Report every line of the entries that contains the word "accent".
### MATERIAL FOR THE TASK
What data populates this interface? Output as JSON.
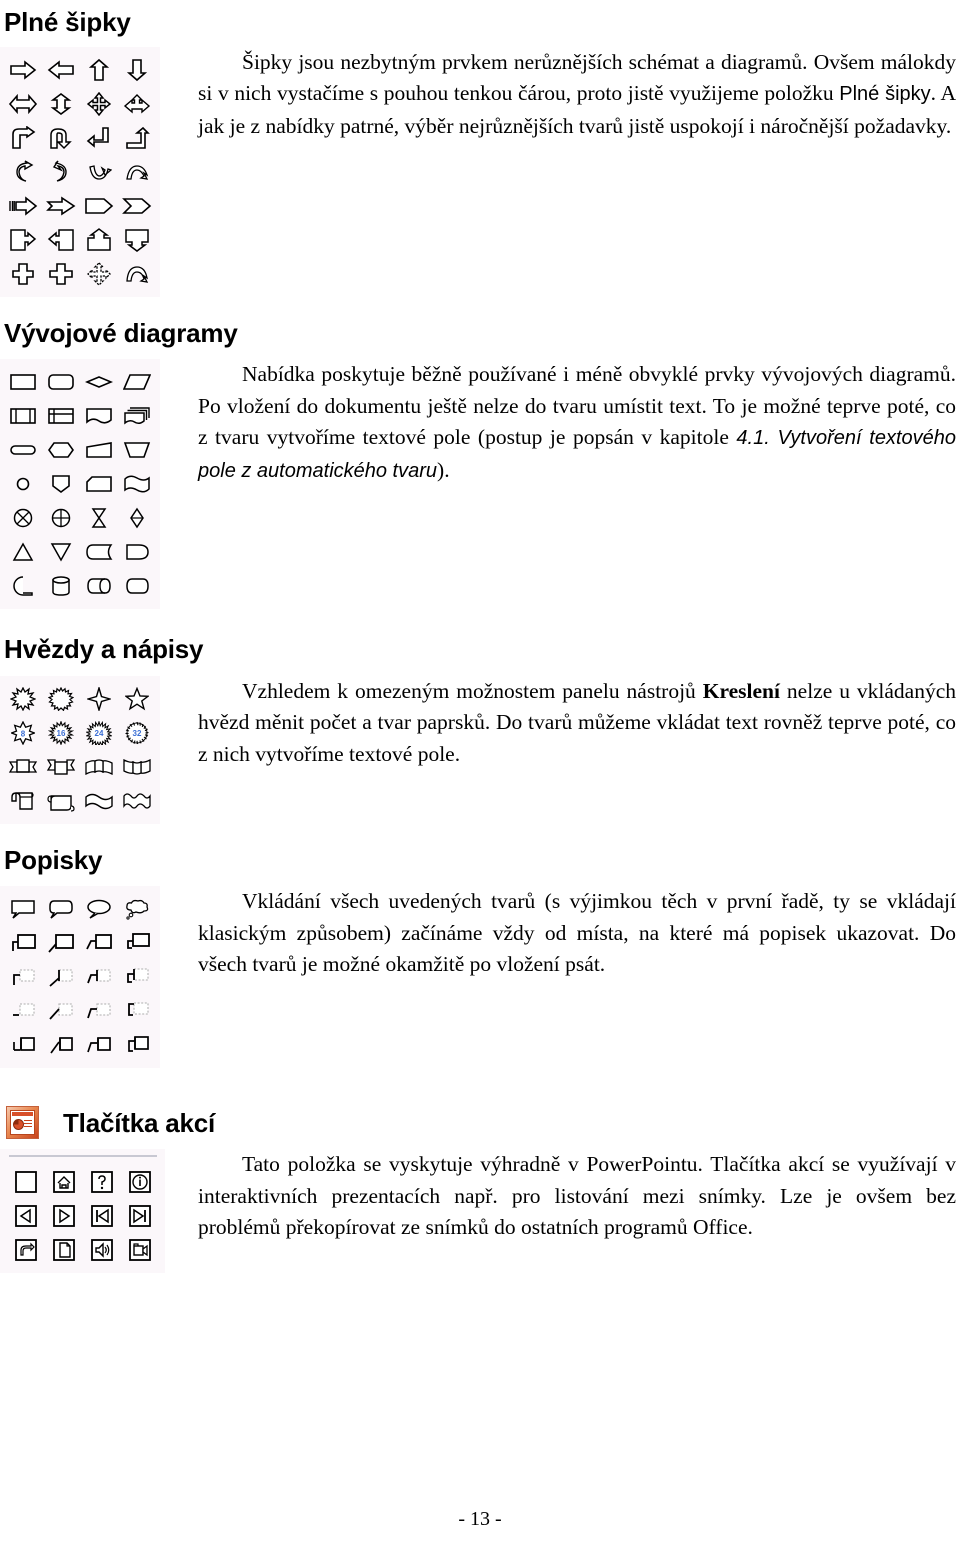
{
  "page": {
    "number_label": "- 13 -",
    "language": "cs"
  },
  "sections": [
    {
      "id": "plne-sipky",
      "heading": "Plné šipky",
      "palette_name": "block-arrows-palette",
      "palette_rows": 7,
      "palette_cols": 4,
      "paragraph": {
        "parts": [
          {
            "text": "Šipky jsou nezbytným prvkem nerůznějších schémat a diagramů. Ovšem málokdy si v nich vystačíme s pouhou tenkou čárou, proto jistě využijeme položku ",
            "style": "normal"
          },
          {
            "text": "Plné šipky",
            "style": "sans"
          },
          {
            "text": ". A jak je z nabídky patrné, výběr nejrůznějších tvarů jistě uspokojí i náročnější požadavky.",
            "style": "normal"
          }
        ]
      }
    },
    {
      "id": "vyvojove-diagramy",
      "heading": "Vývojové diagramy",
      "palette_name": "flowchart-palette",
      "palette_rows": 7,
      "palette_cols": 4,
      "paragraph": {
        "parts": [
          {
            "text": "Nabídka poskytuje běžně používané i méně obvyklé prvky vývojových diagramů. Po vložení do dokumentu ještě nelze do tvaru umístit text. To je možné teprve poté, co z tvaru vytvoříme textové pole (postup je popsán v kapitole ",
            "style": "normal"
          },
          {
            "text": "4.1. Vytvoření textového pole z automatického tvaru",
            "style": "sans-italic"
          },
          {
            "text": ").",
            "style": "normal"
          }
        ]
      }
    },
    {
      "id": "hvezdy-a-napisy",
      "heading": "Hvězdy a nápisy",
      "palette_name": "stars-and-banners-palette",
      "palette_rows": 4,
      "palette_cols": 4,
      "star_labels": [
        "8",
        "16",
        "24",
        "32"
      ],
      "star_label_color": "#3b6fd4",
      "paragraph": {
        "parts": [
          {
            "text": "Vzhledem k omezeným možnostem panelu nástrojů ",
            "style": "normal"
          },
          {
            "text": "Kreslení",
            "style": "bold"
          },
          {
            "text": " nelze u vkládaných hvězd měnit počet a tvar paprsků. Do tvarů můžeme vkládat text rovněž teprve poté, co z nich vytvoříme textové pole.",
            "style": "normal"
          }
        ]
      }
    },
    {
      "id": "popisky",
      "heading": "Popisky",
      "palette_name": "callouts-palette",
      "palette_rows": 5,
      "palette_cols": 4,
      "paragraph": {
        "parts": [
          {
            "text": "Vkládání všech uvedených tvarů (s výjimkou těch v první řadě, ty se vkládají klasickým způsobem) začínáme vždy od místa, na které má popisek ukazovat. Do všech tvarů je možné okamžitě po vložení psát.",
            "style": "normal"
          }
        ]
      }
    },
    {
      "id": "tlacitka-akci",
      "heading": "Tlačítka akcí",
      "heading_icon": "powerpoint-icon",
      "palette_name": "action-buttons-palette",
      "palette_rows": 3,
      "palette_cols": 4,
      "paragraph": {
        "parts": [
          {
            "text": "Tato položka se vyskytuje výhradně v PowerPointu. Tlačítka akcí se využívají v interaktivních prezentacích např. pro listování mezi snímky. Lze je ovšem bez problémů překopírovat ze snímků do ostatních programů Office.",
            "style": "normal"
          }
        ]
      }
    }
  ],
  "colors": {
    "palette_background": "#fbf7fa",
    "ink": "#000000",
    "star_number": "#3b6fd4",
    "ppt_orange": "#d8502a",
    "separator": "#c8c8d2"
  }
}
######
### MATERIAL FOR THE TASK
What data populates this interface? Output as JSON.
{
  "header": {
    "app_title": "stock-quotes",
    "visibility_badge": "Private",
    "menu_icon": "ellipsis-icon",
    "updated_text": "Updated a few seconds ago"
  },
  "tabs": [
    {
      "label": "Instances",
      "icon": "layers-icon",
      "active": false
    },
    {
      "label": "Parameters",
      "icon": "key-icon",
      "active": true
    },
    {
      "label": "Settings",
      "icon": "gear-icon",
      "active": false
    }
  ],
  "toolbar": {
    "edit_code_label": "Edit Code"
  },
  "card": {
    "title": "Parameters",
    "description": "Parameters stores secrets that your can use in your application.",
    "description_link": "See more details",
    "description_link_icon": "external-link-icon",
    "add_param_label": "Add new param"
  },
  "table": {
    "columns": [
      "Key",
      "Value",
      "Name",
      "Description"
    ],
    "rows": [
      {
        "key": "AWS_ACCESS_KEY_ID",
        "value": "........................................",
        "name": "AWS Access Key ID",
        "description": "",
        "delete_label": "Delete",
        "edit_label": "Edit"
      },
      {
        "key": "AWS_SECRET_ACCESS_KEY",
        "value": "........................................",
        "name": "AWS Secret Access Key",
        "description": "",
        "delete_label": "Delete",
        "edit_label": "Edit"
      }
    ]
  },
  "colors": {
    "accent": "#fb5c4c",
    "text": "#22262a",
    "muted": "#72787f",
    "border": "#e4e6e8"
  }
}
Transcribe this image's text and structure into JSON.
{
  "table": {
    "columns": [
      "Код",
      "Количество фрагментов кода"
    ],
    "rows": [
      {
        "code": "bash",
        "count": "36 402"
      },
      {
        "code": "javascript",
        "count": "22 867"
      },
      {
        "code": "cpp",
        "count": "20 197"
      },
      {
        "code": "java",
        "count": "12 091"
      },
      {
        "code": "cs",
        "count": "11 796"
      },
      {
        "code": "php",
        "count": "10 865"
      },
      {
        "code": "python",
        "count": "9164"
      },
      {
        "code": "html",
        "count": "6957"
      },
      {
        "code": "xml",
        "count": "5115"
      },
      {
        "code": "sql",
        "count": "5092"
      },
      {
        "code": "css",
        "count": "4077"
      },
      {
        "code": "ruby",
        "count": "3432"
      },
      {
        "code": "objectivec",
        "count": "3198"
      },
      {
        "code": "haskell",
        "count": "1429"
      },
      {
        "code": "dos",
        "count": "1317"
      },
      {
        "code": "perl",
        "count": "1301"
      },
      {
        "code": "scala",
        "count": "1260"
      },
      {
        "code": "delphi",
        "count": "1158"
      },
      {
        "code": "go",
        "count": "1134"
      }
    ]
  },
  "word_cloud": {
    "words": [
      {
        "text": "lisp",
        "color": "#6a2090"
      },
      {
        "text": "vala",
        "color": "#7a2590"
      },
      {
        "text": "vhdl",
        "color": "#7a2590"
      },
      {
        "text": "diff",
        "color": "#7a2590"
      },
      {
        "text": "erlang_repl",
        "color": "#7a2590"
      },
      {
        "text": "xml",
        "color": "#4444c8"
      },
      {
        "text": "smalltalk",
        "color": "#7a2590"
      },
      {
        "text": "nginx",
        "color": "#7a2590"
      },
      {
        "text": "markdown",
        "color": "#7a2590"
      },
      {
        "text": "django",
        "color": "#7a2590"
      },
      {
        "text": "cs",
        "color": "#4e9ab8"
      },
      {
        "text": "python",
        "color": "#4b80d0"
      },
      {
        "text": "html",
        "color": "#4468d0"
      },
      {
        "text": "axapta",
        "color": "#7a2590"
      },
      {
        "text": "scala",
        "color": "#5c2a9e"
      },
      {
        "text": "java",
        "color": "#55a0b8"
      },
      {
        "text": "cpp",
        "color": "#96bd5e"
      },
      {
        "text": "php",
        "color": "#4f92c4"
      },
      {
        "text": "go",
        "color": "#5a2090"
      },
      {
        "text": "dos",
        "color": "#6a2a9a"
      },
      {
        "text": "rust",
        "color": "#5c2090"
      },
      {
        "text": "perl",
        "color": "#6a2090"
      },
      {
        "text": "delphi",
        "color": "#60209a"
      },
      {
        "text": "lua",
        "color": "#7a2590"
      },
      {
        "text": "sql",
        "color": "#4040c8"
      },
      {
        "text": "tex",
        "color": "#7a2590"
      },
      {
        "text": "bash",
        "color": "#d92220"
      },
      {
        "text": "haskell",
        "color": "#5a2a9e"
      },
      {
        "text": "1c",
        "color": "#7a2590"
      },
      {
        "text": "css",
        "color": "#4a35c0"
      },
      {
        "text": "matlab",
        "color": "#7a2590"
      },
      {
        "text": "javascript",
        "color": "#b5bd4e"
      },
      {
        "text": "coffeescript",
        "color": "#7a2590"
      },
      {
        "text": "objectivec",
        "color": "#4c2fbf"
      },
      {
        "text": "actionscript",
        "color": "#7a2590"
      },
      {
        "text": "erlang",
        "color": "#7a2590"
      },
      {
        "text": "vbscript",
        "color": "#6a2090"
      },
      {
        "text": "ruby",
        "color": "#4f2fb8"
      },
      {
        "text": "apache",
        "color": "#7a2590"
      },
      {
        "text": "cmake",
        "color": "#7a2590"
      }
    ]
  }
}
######
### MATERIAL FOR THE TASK
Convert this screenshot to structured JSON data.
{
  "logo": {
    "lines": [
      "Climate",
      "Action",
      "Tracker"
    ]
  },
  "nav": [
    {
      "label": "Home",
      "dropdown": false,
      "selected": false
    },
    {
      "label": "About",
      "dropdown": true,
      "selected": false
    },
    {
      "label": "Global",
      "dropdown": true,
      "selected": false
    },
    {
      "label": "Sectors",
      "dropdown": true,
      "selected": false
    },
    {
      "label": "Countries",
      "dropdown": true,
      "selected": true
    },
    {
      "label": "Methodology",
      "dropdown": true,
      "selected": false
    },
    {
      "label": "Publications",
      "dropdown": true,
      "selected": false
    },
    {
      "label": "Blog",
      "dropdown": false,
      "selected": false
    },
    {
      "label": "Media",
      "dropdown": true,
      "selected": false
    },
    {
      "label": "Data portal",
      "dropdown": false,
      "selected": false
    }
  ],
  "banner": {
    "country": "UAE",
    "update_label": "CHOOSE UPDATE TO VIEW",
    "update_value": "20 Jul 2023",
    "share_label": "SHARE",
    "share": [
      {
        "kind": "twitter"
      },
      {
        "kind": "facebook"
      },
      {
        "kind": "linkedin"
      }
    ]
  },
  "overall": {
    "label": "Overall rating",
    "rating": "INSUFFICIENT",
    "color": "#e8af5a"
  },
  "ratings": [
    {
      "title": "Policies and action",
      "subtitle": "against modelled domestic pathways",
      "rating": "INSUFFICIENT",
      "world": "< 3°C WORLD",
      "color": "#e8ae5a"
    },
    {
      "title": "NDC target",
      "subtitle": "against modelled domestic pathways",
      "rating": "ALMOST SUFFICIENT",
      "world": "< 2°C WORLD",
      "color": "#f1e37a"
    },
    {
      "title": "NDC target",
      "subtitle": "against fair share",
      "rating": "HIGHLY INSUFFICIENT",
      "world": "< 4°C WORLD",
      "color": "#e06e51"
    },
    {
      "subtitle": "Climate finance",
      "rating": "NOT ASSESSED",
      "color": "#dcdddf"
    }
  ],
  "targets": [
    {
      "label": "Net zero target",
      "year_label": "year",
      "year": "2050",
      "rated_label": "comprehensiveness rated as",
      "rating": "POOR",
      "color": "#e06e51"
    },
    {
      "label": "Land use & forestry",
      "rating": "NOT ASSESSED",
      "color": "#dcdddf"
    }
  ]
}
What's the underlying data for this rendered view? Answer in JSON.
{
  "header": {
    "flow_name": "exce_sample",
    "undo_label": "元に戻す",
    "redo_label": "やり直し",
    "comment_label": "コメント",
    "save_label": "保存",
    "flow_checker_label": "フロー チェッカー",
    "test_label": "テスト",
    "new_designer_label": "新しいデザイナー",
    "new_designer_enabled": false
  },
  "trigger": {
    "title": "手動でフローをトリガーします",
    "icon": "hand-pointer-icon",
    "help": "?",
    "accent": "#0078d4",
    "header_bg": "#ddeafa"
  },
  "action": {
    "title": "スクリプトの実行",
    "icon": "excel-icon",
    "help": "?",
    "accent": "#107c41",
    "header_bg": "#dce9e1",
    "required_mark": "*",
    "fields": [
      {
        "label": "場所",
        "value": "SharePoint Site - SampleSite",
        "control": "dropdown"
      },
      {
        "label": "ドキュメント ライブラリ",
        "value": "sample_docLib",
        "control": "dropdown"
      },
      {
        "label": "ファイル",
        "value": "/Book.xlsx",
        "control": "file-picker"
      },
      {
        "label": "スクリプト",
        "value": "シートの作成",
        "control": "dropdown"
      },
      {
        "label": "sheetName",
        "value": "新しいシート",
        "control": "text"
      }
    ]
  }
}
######
YOUR RESPONSE –
    "accent": "#fb5c4c",
    "accent": "#0078d4",
    "accent": "#107c41",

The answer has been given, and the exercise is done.